Susan has acted in many historic environment matters concerning listed buildings, conservation areas, heritage assets and scheduled monuments including numerous cases for SAVE Britain’s Heritage, most recently on the issue of exclusion of permitted development rights to demolish a building whether the building has been rendered uninhabitable by the landowner – now heading to the Court of Appeal – and attempts to prevent the demolition of Lime Street heritage assets in the buffer zone of Liverpool’s now deleted world heritage site; SAVE successfully prevented demolition of the Welsh Streets in Liverpool including most of the street where Ringo Starr was born.

In village greens, she acted for residents in the Supreme Court in R (Barkas) v North Yorkshire CC [2014] UKSC 31 concerning whether local authority land is capable of being registered as a town green under the Commons Act 2006 and won the case of R (Goodman) v SEFRA [2015] EWHC 2576 for local resident Ms Goodman reducing the scope for local authorities to rely on ‘implied’ appropriation and implied permission for recreational use so as to defeat a town green application.

Susan has acted for the Friends of Finsbury Park in their challenge to Haringey Council’s decision to close the Park for the Wireless Festival, resulting in the closure of large parts of the park for long periods in the summer; and also challenging the grant of a licence to the Wireless Festival.

Susan has brought private nuisance actions on behalf of residents from matters as diverse as flooding from new roads, noise from wind turbines, dogs barking and smells from manure heaps.

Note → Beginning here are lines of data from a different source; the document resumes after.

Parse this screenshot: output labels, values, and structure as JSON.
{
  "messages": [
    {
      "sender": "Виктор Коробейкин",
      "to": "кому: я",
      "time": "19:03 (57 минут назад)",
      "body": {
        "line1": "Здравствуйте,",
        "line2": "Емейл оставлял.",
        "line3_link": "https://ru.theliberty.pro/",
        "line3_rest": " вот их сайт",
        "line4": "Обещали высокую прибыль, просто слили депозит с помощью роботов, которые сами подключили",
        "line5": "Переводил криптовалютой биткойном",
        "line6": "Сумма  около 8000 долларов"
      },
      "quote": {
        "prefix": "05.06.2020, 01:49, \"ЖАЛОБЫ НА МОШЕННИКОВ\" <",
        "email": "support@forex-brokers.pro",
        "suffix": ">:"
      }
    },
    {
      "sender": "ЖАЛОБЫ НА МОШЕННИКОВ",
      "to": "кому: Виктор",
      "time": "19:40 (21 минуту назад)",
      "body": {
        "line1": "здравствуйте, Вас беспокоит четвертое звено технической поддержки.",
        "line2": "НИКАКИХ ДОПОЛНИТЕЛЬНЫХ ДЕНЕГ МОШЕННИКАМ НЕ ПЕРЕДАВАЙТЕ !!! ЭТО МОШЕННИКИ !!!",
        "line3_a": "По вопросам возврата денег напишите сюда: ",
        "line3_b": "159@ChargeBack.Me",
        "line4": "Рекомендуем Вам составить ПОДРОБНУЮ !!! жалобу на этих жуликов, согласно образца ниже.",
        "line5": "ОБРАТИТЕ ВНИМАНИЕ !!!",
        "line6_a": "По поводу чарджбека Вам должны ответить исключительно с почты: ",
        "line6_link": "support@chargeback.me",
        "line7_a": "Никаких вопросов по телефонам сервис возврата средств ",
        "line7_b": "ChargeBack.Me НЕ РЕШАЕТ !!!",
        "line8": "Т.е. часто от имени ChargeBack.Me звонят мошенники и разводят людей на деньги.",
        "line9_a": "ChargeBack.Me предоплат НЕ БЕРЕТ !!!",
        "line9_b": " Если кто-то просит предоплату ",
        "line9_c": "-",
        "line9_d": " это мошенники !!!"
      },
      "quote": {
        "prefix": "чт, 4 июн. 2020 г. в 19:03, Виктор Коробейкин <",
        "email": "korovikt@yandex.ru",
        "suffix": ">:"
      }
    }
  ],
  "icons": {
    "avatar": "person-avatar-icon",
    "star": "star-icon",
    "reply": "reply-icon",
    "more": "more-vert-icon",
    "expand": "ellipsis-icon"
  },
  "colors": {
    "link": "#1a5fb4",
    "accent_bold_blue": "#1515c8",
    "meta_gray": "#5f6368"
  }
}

Susan was a partner at the Cambridge firm Richard Buxton from 2000 to 2016, having qualified as a solicitor in 1991 with Bischoff & Co (later merged with Frere Cholmeley to form Frere Cholmeley Bischoff), a City of London firm, and where she was an assistant solicitor in the Litigation Department until September 1996. She left to pursue her interest in environmental law, and was awarded a Masters of Laws degree in environmental law with merit from SOAS in 1997.

Susan was The Times’ ‘Lawyer of the Week’ in January 2007 and has been named on the list of Women of Influence in Planning 2017 compiled by the Planner, which is the official monthly magazine of the Royal Town Planning Institute.

Susan is a Fellow of the Royal Society for the Encouragement of Arts, Manufacturers and Commerce.

We have changed our name from Harrison Grant Ring to Goodenough Ring Solicitors. Read the announcement